Genuineness and Messy Democracy

I really appreciate genuineness. I love people who come across as real, flaws and all. A big problem with politicians is that there seems to be so little genuineness shown. Everyone seems to be afraid to be real. They might alienate some block of voters, they might alienate a special interest, or the opposition might seize on it and use it somehow against them. The conventions are so stage-managed and scripted today. The Democrats were really concerned someone might go "off message". Maybe a good "floor fight" might not be such a bad thing!

Does anyone remember the show "Mr. Sterling" (it only lasted a shortened season)? I particularly remember the episode in which the research of Sterlings' friend was taken out of context - which made the friend appear to be racist. Sterling was going to vote FOR him in a confirmation hearing, but his chief of staff said, "It's not about the truth anymore." She said it was all about appearance. I was struck by the fact that NO character in the show challenged that! It seems to be exactly like that in real life. Truth too often takes a back seat. For example, I could not get over how those "Swift Boat" veterans were given any credence at all!

I would love to see no more political posturing, a real discussion of issues, and a true desire to make things progress for ordinary Americans. Amy Gutman, President of University of Pennsylvania, champions what she calls "collaborative democracy". She says it can be messy - there can be very spirited, even heated debates. However, voices are heard and collaborative solutions are sought. Congresspeople and legislators, are you listening?

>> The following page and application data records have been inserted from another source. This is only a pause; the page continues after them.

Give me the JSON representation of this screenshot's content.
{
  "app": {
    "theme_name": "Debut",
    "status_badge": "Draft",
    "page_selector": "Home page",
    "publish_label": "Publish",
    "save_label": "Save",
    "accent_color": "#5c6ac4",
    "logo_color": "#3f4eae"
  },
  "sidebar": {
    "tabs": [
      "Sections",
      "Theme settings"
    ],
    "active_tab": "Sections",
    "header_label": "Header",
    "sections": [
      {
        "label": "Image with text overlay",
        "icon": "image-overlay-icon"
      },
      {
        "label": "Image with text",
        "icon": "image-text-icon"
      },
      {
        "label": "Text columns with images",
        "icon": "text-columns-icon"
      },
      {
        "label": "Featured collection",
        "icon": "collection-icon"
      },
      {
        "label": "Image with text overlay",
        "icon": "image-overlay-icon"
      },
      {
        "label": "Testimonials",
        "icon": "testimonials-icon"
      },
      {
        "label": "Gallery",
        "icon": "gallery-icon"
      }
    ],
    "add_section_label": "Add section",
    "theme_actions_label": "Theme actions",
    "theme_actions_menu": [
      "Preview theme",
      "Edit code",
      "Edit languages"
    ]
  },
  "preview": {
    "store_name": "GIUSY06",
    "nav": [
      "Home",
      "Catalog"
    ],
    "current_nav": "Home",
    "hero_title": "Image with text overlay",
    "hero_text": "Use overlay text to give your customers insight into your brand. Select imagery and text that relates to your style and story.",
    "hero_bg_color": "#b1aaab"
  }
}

  1. I certainly appreciate your comments regarding politicians taking more forthright stands on relevant issues. As someone used to say, "I feel your pain" about this problem. Unfortunately, I don't think many politicians are going to grow much in the way of spine or integrity unless and until the way political campaigns are financed in this country is fundamentally changed. We badly need to get special interest money out of politics, so politicians won't be held hostage for what they say.

  2. Hello! It's good to see some discussion get started. I think you've hit a nail head-on here. Campaign finance reform in order to break the back of special interests really is key. I think the reason this hasn't happened is that both parties (unfortunately) are still so dependent on that special interest money. I keep hoping enough people will say "Do something!" and something will finally be done. The big problem now is those "issue ads".
    In the meantime, here's a site which can help us keep up with the issue!
    open secrets page


What are your thoughts?